This semester, I took an Operations Analysis class that was taught by a man who had made a considerable amount of money in consulting. He has saved companies millions upon millions of dollars by telling them what was right in front of them all along. In many cases, he knew very little about the fine details of the business or industry, but that didn’t matter. The beauty in his solutions was their simplicity, and adherence to a few core principles and truths.
What Does That Have to do With Hockey?
Of all teams in the NHL, I probably know the least about the Edmonton Oilers. They play their games in a time zone 2 hours from me, and I avoid their players in fantasy hockey at all costs. I know they’re going to be bad, so I feel no need to watch any of their games. It’s been eight seasons since they’ve made the playoffs, and it’s going to be nine once this season is over.
In that time span, they’ve had five coaches and three general managers. 130 skaters and 13 goalies have played a regular season game in these 8+ years. For a comparison, just 88 players have skated for the Detroit Red Wings in that span. And none of that turnover matters.

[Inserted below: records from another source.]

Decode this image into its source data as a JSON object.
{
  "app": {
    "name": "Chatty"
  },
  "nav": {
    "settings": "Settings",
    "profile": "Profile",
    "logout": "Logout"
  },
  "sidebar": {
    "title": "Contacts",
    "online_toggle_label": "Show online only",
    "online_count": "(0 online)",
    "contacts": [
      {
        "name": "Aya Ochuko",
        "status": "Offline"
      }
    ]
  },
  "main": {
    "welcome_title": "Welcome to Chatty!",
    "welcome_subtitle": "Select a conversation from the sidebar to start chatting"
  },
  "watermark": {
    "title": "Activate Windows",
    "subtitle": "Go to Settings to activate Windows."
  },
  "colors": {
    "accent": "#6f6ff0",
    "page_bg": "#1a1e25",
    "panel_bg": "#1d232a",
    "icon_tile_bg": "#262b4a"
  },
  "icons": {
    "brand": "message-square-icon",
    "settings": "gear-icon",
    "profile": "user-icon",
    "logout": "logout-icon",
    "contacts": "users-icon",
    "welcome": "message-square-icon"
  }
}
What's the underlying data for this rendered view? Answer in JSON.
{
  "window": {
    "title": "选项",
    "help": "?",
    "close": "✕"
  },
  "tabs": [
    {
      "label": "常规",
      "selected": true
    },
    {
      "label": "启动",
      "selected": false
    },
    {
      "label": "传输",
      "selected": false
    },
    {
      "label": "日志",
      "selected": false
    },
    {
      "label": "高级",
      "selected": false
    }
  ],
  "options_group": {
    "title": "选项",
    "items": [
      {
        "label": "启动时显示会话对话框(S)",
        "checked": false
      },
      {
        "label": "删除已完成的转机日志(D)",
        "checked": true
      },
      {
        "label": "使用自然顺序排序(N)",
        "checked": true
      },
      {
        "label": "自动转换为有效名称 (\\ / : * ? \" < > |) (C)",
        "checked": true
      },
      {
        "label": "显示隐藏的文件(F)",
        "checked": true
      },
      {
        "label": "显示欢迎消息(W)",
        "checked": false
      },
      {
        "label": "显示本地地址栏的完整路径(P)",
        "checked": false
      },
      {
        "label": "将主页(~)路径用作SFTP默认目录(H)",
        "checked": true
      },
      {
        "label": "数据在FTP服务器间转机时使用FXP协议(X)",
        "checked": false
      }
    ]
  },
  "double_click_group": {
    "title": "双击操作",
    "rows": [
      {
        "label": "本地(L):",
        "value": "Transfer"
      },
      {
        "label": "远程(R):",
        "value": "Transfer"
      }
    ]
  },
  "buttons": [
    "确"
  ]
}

It doesn’t matter what lines are used or what players GM Craig MacTavish acquires, the Edmonton Oilers will not win. They won’t win because, like the companies that my professor helped, they fail to adhere to a few universal truths of good hockey teams. And until that changes, nothing will change in Edmonton.
What do The Edmonton Oilers Have to Change?
Two events occurred on Friday night that demonstrate exactly what is wrong in Edmonton. After giving up two goals in the first minute of the second period to the Ducks, Viktor Fasth was pulled in favor of Ben Scrivens. When he arrived at the bench, he laid into his teammates.
Knowing Viktor Fasth a little bit, he's very professional in his approach. Seeing him challenge his Oil teammates looked refreshing.
— Eric Stephens (@icemancometh) December 13, 2014
It apparently takes a lot to get Viktor Fasth fired up, but the pathetic effort from his teammates was enough to do it. Dallas Eakins tried to spin it in a positive direction, but the look in Fasth’s face tells a very different story.
The Oilers are not playing as a team. You cannot expect to play as a group of talented individuals and have success in the NHL. Playing as team is the first principle that the Oilers are violating. Fasth clearly cares, but can you definitively say that about many of the other Oilers players?
The second event further reinforces that point, and drives home another one. With Scrivens now in net, he came out of his crease to make a routine play with the puck. This is what happened.
Getzlaf trucks Scrivens, and none of the Oilers so much as look at him. Another universal principle of hockey is that you protect your goalie. Someone hits him or hacks at him, you go after them. A few years ago, Milan Lucic did something similar to Ryan Miller, and the Sabres did nothing. We all know how successful the Sabres have been in recent years.
Multiple Oilers players should have been all over Getzlaf when that happened. It doesn’t matter that there was a delayed call on Getzlaf and that it might have negated an Oilers power play. Protecting your goalie and having your teammate’s back is infinitely more important than a power play.
Instead of playing with passion and unity, the Edmonton Oilers play for the name on their back and not the crest on the front. They can continue to populate their roster with lottery picks for years, but the results won’t improve unless the Oilers players hold each other accountable, and start playing like a team. I don’t need to watch the games or know every prospect they have to see that truth.
Bill Schoeninger is a Philadelphia Flyers writer and current Boston University student studying business. Coming to THW from Hometown Hockey, Bill follows and writes about the Flyers, Boston University Terriers, and NHL Draft prospects. Follow him on twitter @BSchoeninger17